Task requirements: On the basis of the records below, report how many lines contain the word "logo". Nothing else should be given.

--- Input data ---

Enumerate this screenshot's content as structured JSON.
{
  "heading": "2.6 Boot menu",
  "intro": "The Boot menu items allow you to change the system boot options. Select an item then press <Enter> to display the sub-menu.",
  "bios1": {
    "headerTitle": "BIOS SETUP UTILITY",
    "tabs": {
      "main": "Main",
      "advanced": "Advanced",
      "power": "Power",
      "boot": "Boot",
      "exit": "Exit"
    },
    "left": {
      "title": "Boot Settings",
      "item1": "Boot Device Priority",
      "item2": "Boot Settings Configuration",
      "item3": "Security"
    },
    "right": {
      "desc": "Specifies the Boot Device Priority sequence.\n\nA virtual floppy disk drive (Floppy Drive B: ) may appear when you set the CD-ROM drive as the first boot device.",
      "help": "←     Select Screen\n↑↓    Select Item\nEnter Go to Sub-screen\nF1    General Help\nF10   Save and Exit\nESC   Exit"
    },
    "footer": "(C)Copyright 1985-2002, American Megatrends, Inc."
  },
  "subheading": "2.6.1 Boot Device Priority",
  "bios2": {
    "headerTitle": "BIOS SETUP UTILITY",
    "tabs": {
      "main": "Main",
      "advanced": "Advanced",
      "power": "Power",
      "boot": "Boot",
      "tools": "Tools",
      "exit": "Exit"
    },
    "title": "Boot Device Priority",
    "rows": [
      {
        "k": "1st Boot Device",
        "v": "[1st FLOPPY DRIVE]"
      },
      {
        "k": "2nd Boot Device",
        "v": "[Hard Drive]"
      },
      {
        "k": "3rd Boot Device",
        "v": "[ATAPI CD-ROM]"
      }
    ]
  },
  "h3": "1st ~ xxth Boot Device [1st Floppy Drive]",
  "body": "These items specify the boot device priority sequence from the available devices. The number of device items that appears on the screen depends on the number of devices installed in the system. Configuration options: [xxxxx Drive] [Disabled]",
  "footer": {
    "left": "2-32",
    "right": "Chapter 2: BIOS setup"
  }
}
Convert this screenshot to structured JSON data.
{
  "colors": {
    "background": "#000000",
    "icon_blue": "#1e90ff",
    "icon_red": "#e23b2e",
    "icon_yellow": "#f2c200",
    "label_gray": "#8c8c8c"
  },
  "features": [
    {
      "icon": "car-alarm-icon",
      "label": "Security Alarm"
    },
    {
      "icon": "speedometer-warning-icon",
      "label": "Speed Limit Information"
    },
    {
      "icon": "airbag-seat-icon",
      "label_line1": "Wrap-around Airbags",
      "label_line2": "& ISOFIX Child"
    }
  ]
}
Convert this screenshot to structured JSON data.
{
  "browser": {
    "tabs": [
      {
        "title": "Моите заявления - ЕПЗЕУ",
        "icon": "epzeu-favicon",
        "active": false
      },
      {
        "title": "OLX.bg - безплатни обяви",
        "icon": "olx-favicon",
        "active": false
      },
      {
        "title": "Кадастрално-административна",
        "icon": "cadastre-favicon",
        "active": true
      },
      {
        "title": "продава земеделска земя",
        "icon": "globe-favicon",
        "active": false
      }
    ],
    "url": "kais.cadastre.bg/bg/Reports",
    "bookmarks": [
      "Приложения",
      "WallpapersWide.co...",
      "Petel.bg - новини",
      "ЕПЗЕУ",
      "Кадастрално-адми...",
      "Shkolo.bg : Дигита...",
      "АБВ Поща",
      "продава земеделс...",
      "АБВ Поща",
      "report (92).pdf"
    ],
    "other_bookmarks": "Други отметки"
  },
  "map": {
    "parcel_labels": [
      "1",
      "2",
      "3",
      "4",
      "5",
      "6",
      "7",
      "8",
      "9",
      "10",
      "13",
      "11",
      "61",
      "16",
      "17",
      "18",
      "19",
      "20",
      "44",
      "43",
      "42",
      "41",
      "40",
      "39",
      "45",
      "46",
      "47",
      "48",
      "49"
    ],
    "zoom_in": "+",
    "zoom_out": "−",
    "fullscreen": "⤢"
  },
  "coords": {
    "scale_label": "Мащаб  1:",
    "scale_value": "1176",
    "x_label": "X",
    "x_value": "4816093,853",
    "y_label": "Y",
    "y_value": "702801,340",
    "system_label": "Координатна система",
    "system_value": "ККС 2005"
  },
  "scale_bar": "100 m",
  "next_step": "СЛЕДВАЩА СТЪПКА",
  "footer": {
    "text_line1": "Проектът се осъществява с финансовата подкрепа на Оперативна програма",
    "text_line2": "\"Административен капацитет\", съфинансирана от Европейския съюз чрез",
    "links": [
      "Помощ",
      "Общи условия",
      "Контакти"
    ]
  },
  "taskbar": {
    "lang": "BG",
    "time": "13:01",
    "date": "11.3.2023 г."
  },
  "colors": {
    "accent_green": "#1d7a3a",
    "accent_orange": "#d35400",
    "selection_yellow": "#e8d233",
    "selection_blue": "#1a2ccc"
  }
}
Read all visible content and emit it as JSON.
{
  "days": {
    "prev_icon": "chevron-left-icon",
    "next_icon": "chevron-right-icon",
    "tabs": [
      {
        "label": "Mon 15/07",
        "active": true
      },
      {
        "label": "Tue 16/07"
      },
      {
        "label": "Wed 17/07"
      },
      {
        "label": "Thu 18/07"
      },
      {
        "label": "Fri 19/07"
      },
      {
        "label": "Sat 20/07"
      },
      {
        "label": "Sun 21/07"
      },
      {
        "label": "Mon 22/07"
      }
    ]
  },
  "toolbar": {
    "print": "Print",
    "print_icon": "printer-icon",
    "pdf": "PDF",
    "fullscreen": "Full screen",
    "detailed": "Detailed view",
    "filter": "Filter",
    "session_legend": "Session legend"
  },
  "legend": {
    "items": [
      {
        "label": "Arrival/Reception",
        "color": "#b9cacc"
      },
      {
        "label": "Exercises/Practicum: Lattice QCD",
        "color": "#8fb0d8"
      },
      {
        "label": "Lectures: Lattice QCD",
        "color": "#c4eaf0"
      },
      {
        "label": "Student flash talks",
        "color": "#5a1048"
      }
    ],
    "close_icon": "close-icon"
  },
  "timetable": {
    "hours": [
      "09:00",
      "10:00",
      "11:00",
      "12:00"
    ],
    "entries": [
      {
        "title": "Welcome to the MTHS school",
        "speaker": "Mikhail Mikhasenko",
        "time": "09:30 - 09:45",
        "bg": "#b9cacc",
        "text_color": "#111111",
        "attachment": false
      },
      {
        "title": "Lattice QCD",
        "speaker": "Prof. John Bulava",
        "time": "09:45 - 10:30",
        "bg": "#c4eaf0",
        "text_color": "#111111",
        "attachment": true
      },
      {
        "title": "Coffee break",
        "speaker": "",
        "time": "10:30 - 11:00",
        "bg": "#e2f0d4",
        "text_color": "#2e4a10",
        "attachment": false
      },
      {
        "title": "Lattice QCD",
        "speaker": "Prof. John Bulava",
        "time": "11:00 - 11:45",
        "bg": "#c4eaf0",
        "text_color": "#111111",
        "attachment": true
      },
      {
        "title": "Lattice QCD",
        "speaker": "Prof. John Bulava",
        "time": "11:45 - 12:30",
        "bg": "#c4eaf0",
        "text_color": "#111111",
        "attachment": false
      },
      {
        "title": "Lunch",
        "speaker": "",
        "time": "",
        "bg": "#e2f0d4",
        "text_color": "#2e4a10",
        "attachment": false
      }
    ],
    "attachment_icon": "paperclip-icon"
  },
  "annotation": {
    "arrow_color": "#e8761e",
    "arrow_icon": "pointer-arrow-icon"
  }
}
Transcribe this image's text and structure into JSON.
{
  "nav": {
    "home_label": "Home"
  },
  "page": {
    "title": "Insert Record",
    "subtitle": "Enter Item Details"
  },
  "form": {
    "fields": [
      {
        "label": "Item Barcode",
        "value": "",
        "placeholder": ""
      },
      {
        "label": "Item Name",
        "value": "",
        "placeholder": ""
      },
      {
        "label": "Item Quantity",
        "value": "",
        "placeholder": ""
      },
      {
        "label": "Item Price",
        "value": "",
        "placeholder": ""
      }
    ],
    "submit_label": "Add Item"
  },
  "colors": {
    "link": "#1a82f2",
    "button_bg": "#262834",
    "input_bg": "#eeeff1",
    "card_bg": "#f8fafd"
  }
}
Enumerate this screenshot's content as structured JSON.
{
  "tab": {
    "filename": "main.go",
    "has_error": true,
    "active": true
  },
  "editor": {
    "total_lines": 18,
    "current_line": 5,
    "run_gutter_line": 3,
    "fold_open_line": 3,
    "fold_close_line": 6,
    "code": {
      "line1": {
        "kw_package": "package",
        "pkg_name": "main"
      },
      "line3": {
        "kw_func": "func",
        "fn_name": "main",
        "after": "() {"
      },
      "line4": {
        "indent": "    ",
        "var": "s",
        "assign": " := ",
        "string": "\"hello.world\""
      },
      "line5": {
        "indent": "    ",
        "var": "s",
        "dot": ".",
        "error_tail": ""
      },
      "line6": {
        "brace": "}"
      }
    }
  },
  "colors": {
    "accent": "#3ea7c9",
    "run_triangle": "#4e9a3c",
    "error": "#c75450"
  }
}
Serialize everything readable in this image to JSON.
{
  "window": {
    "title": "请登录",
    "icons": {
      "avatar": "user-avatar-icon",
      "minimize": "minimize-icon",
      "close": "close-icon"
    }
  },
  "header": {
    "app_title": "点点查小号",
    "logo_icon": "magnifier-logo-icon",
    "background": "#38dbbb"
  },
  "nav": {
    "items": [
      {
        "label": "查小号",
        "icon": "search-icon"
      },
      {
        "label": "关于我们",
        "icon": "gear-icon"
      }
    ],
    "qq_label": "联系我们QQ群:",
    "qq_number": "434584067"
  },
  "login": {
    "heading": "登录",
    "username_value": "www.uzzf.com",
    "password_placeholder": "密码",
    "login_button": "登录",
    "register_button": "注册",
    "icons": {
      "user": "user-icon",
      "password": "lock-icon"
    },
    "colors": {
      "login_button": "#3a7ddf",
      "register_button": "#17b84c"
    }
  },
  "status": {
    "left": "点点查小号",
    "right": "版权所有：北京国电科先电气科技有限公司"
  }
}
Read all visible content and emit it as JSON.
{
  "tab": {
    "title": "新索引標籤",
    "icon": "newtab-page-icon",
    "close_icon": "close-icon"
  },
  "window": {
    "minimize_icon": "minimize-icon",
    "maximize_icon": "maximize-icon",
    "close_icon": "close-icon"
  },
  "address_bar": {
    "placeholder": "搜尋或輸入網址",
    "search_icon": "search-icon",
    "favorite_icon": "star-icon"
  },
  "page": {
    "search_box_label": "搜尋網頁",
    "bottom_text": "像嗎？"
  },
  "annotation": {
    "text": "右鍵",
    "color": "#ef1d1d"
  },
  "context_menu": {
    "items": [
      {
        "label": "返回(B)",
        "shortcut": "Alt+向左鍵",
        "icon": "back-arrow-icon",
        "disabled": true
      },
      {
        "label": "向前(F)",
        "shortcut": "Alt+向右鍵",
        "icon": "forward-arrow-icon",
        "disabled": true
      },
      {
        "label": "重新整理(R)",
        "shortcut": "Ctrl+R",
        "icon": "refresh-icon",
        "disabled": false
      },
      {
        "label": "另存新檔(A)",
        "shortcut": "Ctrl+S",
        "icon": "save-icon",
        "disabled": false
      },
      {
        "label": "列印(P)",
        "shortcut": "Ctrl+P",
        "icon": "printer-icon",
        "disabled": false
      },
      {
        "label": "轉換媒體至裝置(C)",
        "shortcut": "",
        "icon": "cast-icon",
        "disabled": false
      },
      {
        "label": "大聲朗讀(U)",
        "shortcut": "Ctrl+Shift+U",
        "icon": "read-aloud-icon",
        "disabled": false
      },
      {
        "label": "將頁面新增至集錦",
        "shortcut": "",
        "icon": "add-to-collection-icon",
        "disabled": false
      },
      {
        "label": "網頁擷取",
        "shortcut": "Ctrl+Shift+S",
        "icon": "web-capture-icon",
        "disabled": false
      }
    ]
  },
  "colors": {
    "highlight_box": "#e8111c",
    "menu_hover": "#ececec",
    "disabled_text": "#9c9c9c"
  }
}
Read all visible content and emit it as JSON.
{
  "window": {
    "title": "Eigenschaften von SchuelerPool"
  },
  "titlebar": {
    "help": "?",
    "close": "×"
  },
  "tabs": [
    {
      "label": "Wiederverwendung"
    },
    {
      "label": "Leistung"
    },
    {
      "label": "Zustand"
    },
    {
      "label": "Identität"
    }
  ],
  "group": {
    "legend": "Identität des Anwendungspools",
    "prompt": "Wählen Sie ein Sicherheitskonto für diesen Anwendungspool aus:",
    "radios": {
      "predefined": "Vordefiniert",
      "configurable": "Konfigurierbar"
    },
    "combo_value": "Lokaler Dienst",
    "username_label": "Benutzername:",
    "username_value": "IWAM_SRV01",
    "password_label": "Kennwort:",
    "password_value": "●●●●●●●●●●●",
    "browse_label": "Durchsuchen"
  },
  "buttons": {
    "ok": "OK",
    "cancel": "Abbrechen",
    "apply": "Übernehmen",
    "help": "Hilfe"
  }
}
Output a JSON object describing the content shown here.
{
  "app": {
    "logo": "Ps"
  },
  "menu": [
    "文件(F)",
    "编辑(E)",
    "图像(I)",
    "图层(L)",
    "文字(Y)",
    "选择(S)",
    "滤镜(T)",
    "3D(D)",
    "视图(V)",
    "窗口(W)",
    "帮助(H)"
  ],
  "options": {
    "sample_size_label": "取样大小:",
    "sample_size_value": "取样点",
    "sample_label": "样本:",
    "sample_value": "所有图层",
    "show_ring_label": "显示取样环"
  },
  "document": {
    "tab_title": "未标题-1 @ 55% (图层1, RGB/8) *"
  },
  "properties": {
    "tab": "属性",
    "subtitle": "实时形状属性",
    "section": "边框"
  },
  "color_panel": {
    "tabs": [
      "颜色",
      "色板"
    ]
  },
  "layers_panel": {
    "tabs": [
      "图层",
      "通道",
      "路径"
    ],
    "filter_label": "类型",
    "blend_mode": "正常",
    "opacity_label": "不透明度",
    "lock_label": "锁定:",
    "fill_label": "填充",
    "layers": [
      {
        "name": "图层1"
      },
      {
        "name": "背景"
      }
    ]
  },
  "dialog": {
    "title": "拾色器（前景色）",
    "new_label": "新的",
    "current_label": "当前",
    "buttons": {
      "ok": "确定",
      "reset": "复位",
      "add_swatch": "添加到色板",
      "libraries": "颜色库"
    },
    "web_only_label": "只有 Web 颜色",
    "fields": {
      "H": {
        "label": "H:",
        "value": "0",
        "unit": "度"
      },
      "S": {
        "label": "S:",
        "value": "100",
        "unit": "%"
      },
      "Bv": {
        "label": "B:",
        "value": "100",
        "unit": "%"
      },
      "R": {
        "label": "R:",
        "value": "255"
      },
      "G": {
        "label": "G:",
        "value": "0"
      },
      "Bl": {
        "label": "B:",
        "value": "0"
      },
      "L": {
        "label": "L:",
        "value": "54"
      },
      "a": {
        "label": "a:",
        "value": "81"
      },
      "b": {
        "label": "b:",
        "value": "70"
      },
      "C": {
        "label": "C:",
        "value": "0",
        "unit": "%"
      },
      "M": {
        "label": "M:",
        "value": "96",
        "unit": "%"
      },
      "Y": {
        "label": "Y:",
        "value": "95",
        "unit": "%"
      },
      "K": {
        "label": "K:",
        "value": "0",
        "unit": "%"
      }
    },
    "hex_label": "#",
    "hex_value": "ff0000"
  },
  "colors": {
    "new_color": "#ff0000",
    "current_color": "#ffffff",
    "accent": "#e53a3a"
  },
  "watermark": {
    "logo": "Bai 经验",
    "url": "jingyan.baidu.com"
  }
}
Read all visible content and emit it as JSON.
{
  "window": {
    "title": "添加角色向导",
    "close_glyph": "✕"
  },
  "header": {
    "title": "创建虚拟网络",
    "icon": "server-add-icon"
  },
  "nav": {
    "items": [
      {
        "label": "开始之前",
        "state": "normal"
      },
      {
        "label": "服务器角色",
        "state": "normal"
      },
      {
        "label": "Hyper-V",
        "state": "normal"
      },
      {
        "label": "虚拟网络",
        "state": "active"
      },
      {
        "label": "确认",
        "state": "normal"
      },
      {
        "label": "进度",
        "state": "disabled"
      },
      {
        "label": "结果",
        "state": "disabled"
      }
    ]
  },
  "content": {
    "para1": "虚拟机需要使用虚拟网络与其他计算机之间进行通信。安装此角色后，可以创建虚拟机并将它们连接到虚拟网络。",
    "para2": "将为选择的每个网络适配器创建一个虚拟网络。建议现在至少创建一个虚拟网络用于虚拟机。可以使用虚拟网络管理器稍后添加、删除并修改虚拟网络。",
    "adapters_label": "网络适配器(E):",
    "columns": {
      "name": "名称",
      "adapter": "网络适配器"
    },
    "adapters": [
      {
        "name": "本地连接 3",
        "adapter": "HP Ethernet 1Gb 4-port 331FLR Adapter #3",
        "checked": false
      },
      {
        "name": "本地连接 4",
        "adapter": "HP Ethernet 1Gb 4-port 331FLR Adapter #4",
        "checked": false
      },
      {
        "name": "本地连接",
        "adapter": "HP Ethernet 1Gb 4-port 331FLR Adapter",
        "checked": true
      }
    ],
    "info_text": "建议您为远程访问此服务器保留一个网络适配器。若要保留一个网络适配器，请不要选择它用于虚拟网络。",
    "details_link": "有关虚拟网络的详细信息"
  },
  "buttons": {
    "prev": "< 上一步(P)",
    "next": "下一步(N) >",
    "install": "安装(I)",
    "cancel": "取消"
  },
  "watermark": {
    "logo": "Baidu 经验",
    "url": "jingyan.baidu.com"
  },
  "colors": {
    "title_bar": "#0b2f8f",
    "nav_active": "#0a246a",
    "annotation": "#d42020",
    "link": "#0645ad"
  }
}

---

Written answer: 4